This year’s keynote address, entitled Eudaimonia is not Measurable Pleasure, But the Fruit of a Liberal Life, will be delivered by Deirdre McCloskey, Distinguished Professor Emerita of Economics, History, English, and of Communication, University of Illinois at Chicago. Dr. McCloskey has written 17 books and around 400 scholarly pieces on topics ranging from technical economics and statistical theory to transgender advocacy and the ethics of the bourgeois virtues. Her economics-based arguments that equality, liberty, and justice have caused the “Great Enrichment” of the world have been featured recently in The New York Times, The Wall Street Journal, The Financial Times, National Review, and Reason, among others. McCloskey’s life and accomplishments were the subject of The Chronicle of Higher Education’s March 2016 cover story and she is author, most recently, of Bourgeois Equality: How Ideas, Not Capital or Institutions, Enriched the World.
This year’s program includes Distinguished Scholar Carol Graham, the Leo Pasvolsky Fellow at the Brookings Institution’s Global Economy and Development group and College Park Professor at the University of Maryland’s School of Public Policy. A pioneer and international authority in the field of happiness and well-being research, Dr. Graham has authored numerous books on the economics of well-being. Her recent work, Happiness for All? Unequal Lives and Hopes in Pursuit of the American Dream is forthcoming from the Princeton University Press.
This conference aims to promote high-quality interdisciplinary theoretical and empirical research that develops a better understanding of eudaimonia, its determinants, and its institutional implications. Eudaimonia is Aristotle’s word for “well-being,” “happiness,” or “flourishing.” The well-being and the flourishing of individuals, the happiness of families, and the prospering of communities is strongly affected by the economic, political, moral, and cultural institutions in which they live. To live a productive and fulfilling life requires an understanding of the nature, benefits, and liabilities these institutions, and of the profound ways these institutions shape and are shaped by individuals’ life projects. Our challenge is to explore, understand, and prepare ourselves and the next generations to take advantage of the enormous potential for human flourishing created by sound institutions.
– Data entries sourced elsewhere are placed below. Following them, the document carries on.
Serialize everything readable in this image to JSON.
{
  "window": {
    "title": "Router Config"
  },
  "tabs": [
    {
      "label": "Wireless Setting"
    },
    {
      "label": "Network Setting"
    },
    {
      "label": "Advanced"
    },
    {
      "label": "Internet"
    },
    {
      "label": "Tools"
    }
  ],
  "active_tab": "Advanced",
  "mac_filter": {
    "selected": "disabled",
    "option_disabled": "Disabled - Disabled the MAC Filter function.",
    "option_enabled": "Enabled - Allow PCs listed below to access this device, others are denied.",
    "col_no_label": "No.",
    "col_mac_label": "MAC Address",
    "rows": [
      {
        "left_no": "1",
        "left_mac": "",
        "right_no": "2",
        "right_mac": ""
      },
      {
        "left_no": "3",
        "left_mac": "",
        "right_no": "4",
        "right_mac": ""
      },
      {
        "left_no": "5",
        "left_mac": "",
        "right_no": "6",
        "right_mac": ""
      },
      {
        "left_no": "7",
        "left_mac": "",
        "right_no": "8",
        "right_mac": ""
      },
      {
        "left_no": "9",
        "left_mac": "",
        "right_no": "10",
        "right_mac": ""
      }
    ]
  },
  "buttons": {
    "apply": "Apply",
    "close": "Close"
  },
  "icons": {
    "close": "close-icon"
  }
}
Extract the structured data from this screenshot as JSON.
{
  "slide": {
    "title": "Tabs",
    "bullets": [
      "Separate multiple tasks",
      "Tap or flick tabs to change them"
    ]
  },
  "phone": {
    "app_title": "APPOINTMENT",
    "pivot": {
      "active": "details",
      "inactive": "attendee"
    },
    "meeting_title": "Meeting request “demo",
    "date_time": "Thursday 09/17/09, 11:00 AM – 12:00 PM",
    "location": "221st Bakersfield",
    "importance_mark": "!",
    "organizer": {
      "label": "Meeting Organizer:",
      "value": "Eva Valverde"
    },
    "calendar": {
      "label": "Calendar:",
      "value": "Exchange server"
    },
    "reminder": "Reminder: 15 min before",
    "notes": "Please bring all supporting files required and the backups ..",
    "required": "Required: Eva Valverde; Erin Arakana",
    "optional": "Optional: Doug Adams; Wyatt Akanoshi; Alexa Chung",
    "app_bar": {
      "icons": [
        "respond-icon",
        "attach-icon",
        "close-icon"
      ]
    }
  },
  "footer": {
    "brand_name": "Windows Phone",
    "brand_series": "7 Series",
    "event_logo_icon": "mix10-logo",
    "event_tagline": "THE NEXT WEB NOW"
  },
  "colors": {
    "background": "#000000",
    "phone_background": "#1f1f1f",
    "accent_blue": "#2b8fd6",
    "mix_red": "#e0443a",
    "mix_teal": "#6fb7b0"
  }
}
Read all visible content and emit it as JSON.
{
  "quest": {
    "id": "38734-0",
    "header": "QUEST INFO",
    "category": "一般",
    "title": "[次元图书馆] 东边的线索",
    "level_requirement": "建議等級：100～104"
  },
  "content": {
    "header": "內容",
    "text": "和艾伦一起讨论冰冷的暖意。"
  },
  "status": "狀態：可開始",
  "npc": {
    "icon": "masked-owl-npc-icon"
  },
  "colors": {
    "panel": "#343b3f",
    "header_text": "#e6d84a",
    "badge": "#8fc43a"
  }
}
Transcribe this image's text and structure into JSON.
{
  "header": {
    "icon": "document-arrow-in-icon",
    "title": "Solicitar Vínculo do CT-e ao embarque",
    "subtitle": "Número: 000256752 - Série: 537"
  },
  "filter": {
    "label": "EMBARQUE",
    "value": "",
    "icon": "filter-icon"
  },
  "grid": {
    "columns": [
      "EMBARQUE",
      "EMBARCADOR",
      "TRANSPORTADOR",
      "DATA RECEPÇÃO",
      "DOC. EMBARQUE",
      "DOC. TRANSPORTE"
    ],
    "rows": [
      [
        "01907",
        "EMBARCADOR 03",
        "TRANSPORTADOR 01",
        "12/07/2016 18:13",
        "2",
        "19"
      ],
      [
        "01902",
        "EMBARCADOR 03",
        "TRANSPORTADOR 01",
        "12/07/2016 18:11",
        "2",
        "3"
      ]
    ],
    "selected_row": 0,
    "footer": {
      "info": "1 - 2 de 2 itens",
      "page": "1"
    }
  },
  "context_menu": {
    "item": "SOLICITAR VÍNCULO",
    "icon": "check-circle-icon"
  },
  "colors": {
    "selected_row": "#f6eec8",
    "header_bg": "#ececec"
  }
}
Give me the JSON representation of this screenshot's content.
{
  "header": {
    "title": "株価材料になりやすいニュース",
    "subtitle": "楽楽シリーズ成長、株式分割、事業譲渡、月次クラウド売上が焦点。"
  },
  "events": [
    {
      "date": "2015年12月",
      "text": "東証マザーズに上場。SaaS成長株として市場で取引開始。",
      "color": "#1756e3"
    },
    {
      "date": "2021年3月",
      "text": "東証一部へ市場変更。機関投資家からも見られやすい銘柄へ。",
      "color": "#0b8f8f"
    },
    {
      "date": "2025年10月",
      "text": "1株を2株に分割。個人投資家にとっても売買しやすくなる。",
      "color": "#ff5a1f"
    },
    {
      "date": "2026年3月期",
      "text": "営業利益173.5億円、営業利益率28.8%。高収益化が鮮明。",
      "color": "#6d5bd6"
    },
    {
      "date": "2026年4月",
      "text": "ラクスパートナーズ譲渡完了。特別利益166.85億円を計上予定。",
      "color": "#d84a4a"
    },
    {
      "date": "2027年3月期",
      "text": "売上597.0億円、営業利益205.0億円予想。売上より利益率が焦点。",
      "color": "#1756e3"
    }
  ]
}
Conference dates: April 20–22, 2017 (Winston-Salem, NC)
Keynote address: April 20, 2017 at Wake Forest University School of Business
Paper Presentations: April 21–22, 2017 at Reynolda House Museum of American Art
Adam S. Hyde (WFU)
Erik Angner (Stockholm University)
Malika Roman Isler (WFU)
Eudaimonia Institute, Wake Forest University
BB&T Center for the Study of Capitalism, Wake Forest University
Center for Bioethics, Health, and Society, Wake Forest University
Thrive, the Office of Wellbeing, Wake Forest University
Wake Forest School of Business, Wake Forest University
This is a small, one-and-a-half-day conference to be held at Wake Forest University (Winston-Salem, NC, USA). The restricted number of conference participants will favor discussions and exchange of ideas across disciplines. Submitted papers should represent original, unpublished research. Authors whose papers are accepted agree to acknowledge the conference upon subsequent publication.
Submission and registration are free. For one author per paper, the conference organizers will cover lodging for two nights, transportation from the hotel to conference site and meals during the conference. Also, reimbursement will be offered to defray travel expenses of up to $400.